Task list – Since I use Onenote daily it became obvious to use it for tracking tasks. This section contains mostly single tasks that are not related with any project. I have couple pages here and each is dedicated to different context. To mark current weeks or active tasks I review them regularly and tag them. I intend to make this section one of the central point of my GTD setup so I’ll be writing more about this later.

Projects – My projects tend to be small I perfectly fine with pages. This place is mostly designed for keeping some notes on the project, brainstorming, further actions etc.

Someday – this is dedicated to storing all the ideas that I would like to do at some point. Things that I would like to buy, get, books to read, gift ideas etc. Each page is dedicated to a different area.

Reading – This section contains various web clippings and articles that I would like to read at some point. I used to use Firefox extension called Scrapbook, which is fantastic for quick capture of website content, but decided to move to Onenote strictly for consistency reasons and ease of search. I prefer to keep things in as few locations as possible in order to make finding information most effective.

MemoLists – this is a section dedicated to storing some checklists, some small things that I like to keep handy. Like router password, list of people whom we send Christmas cards. Etc.

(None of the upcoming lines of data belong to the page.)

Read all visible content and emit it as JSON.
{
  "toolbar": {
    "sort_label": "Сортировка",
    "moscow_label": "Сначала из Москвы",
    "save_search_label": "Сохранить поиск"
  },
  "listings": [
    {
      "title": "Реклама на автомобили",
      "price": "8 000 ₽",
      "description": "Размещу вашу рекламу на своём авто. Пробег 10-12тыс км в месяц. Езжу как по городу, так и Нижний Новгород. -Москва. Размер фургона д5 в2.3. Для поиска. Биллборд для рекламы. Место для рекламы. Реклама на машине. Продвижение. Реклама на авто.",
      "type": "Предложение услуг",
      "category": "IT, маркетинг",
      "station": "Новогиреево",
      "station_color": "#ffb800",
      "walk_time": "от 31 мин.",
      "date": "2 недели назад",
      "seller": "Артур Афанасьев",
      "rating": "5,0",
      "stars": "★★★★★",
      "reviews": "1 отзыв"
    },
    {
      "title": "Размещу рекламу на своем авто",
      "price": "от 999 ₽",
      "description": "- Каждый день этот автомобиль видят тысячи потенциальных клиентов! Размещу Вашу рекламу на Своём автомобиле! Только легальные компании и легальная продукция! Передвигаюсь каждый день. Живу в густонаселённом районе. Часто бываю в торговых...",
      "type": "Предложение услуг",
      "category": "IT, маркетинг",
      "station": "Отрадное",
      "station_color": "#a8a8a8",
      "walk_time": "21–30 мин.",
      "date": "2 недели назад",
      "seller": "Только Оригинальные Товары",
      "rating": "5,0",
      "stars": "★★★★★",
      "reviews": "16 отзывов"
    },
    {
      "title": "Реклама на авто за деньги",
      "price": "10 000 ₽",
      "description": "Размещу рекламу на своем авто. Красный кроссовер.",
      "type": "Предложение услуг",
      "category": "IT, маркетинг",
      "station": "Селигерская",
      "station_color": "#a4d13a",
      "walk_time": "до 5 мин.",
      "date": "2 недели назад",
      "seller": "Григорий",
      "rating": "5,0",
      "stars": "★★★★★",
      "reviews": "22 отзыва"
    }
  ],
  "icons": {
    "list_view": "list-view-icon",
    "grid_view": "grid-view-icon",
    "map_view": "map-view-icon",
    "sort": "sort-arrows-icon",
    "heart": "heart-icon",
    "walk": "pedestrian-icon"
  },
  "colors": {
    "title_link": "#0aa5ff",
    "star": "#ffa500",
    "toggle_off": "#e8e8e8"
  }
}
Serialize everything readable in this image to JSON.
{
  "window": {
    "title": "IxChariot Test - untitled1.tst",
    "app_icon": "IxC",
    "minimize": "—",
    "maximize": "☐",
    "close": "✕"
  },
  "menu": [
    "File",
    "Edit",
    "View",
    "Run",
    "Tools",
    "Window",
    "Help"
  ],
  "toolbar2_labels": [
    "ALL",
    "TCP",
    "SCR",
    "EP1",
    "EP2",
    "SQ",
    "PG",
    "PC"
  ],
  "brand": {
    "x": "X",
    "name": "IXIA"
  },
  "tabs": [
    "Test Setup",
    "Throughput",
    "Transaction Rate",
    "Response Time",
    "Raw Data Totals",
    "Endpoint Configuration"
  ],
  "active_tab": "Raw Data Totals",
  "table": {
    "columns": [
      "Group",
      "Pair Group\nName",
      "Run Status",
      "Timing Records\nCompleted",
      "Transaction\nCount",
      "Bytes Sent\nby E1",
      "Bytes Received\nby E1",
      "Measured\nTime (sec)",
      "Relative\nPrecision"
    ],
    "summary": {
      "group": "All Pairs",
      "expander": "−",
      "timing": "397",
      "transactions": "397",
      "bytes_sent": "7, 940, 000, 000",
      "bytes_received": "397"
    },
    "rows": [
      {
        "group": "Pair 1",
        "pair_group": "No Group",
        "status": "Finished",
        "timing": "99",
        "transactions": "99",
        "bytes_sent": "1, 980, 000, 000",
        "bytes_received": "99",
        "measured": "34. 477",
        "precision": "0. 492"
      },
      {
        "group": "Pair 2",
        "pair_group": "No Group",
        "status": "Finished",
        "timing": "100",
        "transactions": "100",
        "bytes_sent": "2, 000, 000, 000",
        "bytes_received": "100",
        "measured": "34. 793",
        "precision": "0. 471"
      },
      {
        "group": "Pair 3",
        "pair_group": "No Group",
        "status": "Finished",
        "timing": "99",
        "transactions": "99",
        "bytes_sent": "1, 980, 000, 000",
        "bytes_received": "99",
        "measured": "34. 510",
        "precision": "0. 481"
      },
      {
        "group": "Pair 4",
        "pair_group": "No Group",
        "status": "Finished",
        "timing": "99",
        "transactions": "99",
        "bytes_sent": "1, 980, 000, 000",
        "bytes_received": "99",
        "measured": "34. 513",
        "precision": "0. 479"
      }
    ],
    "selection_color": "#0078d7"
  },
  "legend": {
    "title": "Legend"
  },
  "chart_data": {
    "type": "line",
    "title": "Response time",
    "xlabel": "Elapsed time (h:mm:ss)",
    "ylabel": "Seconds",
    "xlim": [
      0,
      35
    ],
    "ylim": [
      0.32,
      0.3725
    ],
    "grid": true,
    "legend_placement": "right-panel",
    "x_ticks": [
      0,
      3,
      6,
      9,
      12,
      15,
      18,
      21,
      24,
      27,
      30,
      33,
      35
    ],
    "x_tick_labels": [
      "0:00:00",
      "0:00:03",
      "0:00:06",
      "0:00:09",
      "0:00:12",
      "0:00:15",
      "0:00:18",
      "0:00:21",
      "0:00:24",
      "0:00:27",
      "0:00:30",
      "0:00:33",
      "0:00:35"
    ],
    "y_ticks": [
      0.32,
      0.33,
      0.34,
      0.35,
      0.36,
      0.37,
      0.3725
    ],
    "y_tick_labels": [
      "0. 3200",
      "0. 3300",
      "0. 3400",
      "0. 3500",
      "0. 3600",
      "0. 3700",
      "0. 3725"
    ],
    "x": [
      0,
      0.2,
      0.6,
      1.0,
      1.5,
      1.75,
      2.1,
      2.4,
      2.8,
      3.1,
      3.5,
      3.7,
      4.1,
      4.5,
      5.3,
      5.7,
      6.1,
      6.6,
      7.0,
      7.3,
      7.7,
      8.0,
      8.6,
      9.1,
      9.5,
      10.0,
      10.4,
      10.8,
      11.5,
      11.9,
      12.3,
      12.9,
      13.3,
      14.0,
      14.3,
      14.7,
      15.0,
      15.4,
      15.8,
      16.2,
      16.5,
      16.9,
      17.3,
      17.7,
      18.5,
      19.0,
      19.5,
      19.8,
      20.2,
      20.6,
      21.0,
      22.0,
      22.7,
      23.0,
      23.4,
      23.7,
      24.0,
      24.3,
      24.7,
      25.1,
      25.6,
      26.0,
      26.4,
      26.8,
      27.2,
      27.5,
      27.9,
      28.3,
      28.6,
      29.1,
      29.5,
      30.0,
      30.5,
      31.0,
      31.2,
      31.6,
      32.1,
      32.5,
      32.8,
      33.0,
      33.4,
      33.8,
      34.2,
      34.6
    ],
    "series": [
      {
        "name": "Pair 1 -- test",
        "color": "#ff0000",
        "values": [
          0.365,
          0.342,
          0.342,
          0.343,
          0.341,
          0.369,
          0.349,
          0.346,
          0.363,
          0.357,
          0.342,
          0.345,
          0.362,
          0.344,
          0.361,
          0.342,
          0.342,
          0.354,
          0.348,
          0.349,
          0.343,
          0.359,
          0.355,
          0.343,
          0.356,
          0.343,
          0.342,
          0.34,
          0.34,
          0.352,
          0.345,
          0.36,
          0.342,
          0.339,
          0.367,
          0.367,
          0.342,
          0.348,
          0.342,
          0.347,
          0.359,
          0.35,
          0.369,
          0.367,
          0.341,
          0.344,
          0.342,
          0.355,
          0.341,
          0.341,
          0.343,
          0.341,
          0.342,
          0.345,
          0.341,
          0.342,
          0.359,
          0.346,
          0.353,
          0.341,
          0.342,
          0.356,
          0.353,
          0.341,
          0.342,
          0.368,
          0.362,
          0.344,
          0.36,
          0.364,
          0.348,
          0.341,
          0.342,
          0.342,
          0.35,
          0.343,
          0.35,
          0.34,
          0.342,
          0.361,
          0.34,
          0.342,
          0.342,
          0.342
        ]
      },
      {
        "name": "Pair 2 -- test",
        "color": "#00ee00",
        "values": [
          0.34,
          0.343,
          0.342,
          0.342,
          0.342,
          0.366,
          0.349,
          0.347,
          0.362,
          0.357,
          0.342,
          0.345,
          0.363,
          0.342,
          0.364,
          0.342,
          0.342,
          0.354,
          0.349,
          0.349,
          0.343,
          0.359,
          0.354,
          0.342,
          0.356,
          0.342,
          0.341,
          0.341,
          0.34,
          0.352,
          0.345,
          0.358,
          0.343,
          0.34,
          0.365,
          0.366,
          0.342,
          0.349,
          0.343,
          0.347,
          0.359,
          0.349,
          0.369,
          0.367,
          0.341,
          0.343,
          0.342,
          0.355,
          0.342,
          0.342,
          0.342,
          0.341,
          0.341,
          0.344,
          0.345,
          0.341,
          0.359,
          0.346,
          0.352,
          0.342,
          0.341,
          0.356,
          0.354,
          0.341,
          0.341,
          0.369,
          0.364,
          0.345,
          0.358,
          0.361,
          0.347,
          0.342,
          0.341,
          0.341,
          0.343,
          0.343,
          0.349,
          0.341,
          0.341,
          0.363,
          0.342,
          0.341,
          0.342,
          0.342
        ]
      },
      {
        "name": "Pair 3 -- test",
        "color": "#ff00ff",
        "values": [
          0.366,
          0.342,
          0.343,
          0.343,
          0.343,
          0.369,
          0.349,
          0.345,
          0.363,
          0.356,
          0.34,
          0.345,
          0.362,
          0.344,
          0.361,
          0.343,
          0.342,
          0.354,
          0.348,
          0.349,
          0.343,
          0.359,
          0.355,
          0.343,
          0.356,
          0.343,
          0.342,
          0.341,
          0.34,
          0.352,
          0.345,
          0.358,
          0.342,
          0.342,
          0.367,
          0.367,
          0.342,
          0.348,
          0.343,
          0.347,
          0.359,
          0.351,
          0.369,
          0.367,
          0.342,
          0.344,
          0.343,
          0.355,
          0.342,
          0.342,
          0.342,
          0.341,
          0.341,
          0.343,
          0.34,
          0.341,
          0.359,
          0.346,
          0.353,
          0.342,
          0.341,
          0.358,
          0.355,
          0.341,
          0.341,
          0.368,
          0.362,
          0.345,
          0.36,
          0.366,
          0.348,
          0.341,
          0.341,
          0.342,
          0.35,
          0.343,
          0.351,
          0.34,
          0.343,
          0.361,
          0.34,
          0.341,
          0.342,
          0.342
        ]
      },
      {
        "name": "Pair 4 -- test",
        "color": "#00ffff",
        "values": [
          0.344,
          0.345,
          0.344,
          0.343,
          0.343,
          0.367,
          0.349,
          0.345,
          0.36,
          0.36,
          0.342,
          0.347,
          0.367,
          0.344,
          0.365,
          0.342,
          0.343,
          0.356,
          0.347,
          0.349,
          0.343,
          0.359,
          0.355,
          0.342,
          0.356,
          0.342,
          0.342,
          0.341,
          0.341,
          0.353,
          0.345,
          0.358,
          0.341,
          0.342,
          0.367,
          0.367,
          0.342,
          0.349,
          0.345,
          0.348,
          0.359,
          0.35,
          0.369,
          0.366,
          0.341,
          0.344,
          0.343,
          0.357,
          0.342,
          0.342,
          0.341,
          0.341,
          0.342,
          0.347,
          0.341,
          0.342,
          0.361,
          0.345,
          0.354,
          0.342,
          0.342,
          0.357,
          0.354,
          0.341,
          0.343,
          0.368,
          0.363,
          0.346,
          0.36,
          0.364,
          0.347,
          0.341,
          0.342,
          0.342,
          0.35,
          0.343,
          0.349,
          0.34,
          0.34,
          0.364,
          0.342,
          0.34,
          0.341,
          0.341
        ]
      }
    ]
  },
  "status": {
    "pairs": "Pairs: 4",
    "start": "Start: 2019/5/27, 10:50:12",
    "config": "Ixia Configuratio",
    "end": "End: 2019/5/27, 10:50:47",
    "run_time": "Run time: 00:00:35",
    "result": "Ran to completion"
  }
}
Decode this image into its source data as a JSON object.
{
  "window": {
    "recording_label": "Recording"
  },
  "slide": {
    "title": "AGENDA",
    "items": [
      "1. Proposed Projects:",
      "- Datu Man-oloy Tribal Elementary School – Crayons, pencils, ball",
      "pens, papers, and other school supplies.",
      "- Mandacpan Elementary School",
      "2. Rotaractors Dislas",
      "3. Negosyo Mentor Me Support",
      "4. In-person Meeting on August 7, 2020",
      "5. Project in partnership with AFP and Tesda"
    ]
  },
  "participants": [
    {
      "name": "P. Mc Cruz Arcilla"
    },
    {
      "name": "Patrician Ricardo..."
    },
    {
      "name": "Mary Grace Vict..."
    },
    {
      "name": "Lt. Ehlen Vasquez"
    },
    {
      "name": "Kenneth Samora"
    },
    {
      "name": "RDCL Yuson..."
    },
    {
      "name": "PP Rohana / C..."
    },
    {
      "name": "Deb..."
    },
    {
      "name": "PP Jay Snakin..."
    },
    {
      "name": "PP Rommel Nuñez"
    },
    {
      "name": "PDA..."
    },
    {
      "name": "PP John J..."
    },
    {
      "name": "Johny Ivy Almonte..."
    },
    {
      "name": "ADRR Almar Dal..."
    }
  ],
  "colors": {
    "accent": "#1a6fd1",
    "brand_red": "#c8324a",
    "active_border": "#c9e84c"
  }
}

[Current year] This is a diary/journal/catch all section. Basically I try to create a page every day and that I fill as the day goes by. I put there links to websites, some quotes, thoughts and other bits and pieces. Once I process all that and decide if there are any actions I file it into that section. It works as running reference library.

Archive – This is a Section group which essentially is a folder with various sections. It contains previous years notes, completed projects.

Blog – This notebook is dedicated to my blogging efforts. I store here ideas for posts, posts that I’m currently working on, blogging tips and some other things like design ideas, code snippets for various page elements, potential things to do on the blog.

Reference – as you can tell this is my reference notebook, I mostly put here articles that I would like to keep for future. (I could keep links only but some of them are too important to trust the web for permanent storage). I also keep here notes on the books I’ve read, some computer tips and triathlon related info like, training plans, training tips, observations etc. One of my current projects is to move articles that I saved using Firefox extension called Scrapbook and move them into this notebook so I have one big database with reference material.

Search & Tagging

Above I walked you through the manual process of organizing information and the structure I created.
No information is helpful unless you use it or able to find it when need it. Onenote offers powerful search features which returns results from text, pictures and audio. Because search features are so good I can easily limit the overhead of creating extensive structure of notebooks, groups and sections. It makes things simple which I like a lot.

Tags. I’ve for a while I couldn’t figure out a good way for them. They seemed useful but somewhat I didn’t stick with them. Using search and keywords was easier. That was until recently when I began using them again. I found a dual functionality for them:

First I use them to support my GTD system. At the moment my system is split between action listed in Onenote and in my Filofax. Because most of my actions are at the computer I decided to move them into OneNote and use tags like: Process, @Computer, @Home to track my to do items. This way I can work in slate and laptop modes on my tablet pc with out cluttering space with extra items. For things to do on the go i input relevant data into Filofax.

Second set of tags which I use are dedicated to marking important information. Things I want to remember for later, some ideas I come across, lessons learned and so on. This is useful if you are looking for something but not sure what by pulling all my tagged notes I can look through them and see what jumps out.

I try to stick with 6-7 tags mostly because they will have keyboard shortcuts (CTRL+1-9) which makes assigning them a breeze.

This is my setup, it’s not finished yet and I  tweak it a bit whenever I discover some new features. Hope you will find it useful for your own setup.